### [What this task involves]
For the records shown below, return an exact copy that excludes the pictures.

### [Source data]

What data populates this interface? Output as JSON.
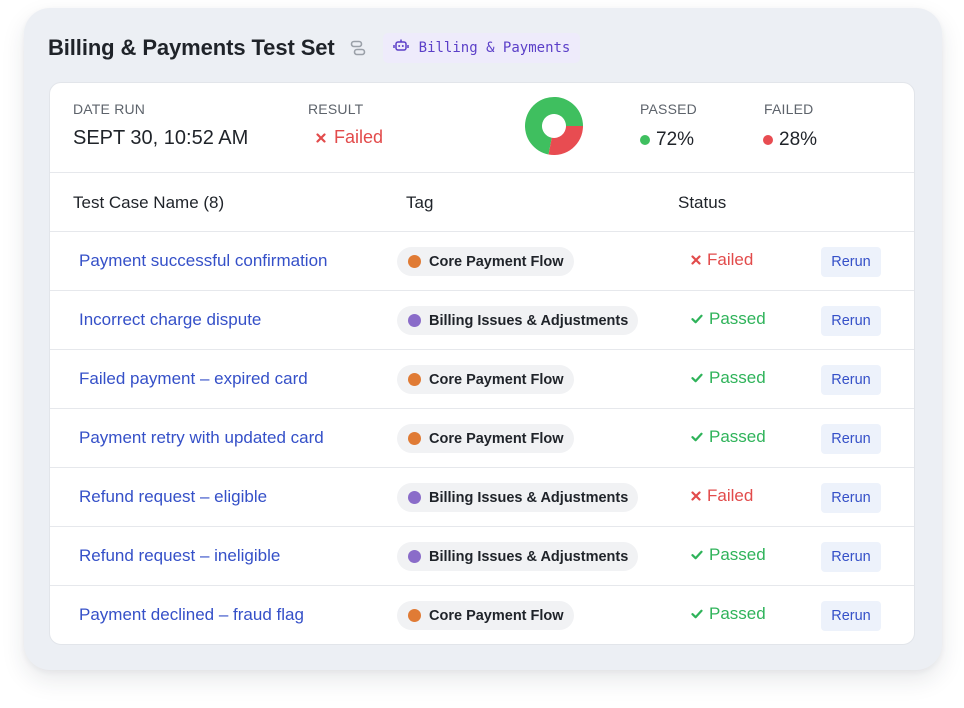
{
  "header": {
    "title": "Billing & Payments Test Set",
    "chip_label": "Billing & Payments"
  },
  "summary": {
    "date_label": "DATE RUN",
    "date_value": "SEPT 30, 10:52 AM",
    "result_label": "RESULT",
    "result_value": "Failed",
    "passed_label": "PASSED",
    "passed_value": "72%",
    "failed_label": "FAILED",
    "failed_value": "28%",
    "passed_fraction": 0.72,
    "failed_fraction": 0.28
  },
  "colors": {
    "passed": "#3fbf5f",
    "failed": "#e84c51",
    "link": "#3550c8",
    "tag_core": "#e07b35",
    "tag_billing": "#8a6cc9"
  },
  "table": {
    "headers": [
      "Test Case Name (8)",
      "Tag",
      "Status"
    ],
    "rows": [
      {
        "name": "Payment successful confirmation",
        "tag": "Core Payment Flow",
        "tag_color": "#e07b35",
        "status": "Failed",
        "action": "Rerun"
      },
      {
        "name": "Incorrect charge dispute",
        "tag": "Billing Issues & Adjustments",
        "tag_color": "#8a6cc9",
        "status": "Passed",
        "action": "Rerun"
      },
      {
        "name": "Failed payment – expired card",
        "tag": "Core Payment Flow",
        "tag_color": "#e07b35",
        "status": "Passed",
        "action": "Rerun"
      },
      {
        "name": "Payment retry with updated card",
        "tag": "Core Payment Flow",
        "tag_color": "#e07b35",
        "status": "Passed",
        "action": "Rerun"
      },
      {
        "name": "Refund request – eligible",
        "tag": "Billing Issues & Adjustments",
        "tag_color": "#8a6cc9",
        "status": "Failed",
        "action": "Rerun"
      },
      {
        "name": "Refund request – ineligible",
        "tag": "Billing Issues & Adjustments",
        "tag_color": "#8a6cc9",
        "status": "Passed",
        "action": "Rerun"
      },
      {
        "name": "Payment declined – fraud flag",
        "tag": "Core Payment Flow",
        "tag_color": "#e07b35",
        "status": "Passed",
        "action": "Rerun"
      }
    ]
  },
  "icons": {
    "title_icon": "flow-icon",
    "chip_icon": "bot-icon",
    "failed_icon": "x-icon",
    "passed_icon": "check-icon"
  }
}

### [Your solution]
What data populates this interface? Output as JSON.
{
  "header": {
    "title": "Billing & Payments Test Set",
    "chip_label": "Billing & Payments"
  },
  "summary": {
    "date_label": "DATE RUN",
    "date_value": "SEPT 30, 10:52 AM",
    "result_label": "RESULT",
    "result_value": "Failed",
    "passed_label": "PASSED",
    "passed_value": "72%",
    "failed_label": "FAILED",
    "failed_value": "28%",
    "passed_fraction": 0.72,
    "failed_fraction": 0.28
  },
  "colors": {
    "passed": "#3fbf5f",
    "failed": "#e84c51",
    "link": "#3550c8",
    "tag_core": "#e07b35",
    "tag_billing": "#8a6cc9"
  },
  "table": {
    "headers": [
      "Test Case Name (8)",
      "Tag",
      "Status"
    ],
    "rows": [
      {
        "name": "Payment successful confirmation",
        "tag": "Core Payment Flow",
        "tag_color": "#e07b35",
        "status": "Failed",
        "action": "Rerun"
      },
      {
        "name": "Incorrect charge dispute",
        "tag": "Billing Issues & Adjustments",
        "tag_color": "#8a6cc9",
        "status": "Passed",
        "action": "Rerun"
      },
      {
        "name": "Failed payment – expired card",
        "tag": "Core Payment Flow",
        "tag_color": "#e07b35",
        "status": "Passed",
        "action": "Rerun"
      },
      {
        "name": "Payment retry with updated card",
        "tag": "Core Payment Flow",
        "tag_color": "#e07b35",
        "status": "Passed",
        "action": "Rerun"
      },
      {
        "name": "Refund request – eligible",
        "tag": "Billing Issues & Adjustments",
        "tag_color": "#8a6cc9",
        "status": "Failed",
        "action": "Rerun"
      },
      {
        "name": "Refund request – ineligible",
        "tag": "Billing Issues & Adjustments",
        "tag_color": "#8a6cc9",
        "status": "Passed",
        "action": "Rerun"
      },
      {
        "name": "Payment declined – fraud flag",
        "tag": "Core Payment Flow",
        "tag_color": "#e07b35",
        "status": "Passed",
        "action": "Rerun"
      }
    ]
  },
  "icons": {
    "title_icon": "flow-icon",
    "chip_icon": "bot-icon",
    "failed_icon": "x-icon",
    "passed_icon": "check-icon"
  }
}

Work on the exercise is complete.